Potential infringement issues aside (Sherlock Holmes is a public domain character and this subject is touchy), I have to say, although there isn’t any reason a person couldn’t like both programs, it seems unlikely. In my response I reminded the person that “fan” is short for “fanatic” and then likened the whole issue to churches. People join a church. They really like it there, try to persuade others to visit in the hopes those people will join too. And if another group comes along and builds a new church just up the street, the adherents to the first church are generally not very welcoming. In fact, they’re angry at the encroachment. Their church is the best. There is no need for another.

And people don’t typically join more than one church. A few might, but those people are rare and are generally looking for something else entirely. For example, they are the people who find God in numerous places and are willing to worship Him wherever and whenever. In this instance, they are the core fans of Sherlock Holmes as a character, not just fans of a particular take. (Yes, I did just, in fact, make Sherlock Holmes analogous to God; he’d be pleased.) Even still, these people are likely to prefer one house of worship over another, though they’ll make the rounds regularly to get their fill.

Meanwhile, purists will already have taken issue with modernizing Holmes. Further removing him from London to New York may rankle even more. Who can tell?

To summarize: there is room for more churches, provided one has the cash to purchase the real estate and the resources to build. But attendance is not guaranteed, not for any show. As for me, I’ll see who and what gets delivered before passing judgment.

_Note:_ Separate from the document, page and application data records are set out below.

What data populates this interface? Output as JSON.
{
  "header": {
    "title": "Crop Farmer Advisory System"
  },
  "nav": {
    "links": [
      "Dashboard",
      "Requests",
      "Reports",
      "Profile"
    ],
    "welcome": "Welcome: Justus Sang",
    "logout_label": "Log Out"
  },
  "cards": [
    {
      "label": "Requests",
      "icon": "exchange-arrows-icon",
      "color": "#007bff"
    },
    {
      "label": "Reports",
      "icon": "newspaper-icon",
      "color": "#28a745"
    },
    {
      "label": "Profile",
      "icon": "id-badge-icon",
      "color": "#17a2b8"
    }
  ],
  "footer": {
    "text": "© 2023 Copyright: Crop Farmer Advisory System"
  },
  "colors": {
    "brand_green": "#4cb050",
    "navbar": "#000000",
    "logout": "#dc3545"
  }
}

Q & A Journal

I have this 5-year journal in which I answer a question each day. Today’s question is: What is your resolution for tomorrow? This seems like an odd question to ask on 1 February. And why “tomorrow”? And why use the word “resolution” as opposed to, say, asking what I hope to accomplish? It’s just odd.

I replied that my resolution is “not to get caught in a dimensional loop that forces me to relive the day repeatedly.” I resolve not to allow that to happen. As an aside, I also resolve to get more work on this script done, but the dimensional loop is the main thing.

Redeeming Irene

I previously wrote a little bit about Sherlock‘s take on Irene Adler. It has occurred to me, though, that she might yet be redeemed.

It could, after all, be a long con.

Say, for argument’s sake, that Moriarty isn’t the tip top of the iceberg. When you consider that Irene’s phone call stopped him at the swimming pool, and that she was the one to call Moriarty and suggest it was “time” to implement their plan . . . These things suggest she’s at least at his level if not above. Moriarty could just as easily be her pawn as she be his. And we do only ever hear her side of the story when it comes to her dealings with Dear Jim.

It would be nice for Irene, Moriarty, whatever syndicate at large is at work, to have Sherlock on call in a way. If that were the goal, Irene has ensured at least some cooperation on Sherlock’s part by worming her way into his life, even if only as someone who intrigues him—and someone he’s willing to go to great lengths to rescue from terrorists. (She did mention she “should have him on a leash.” And that maybe she would. And so maybe she does.)

Irene as ruthless would be much preferable to Irene as sentimental, needy and lovestruck.

Just a thought.

(And then again, if the Mycroft theory were correct, Irene is simply following orders anyway, and it is Mycroft who wants Sherlock on a leash. Hrm.)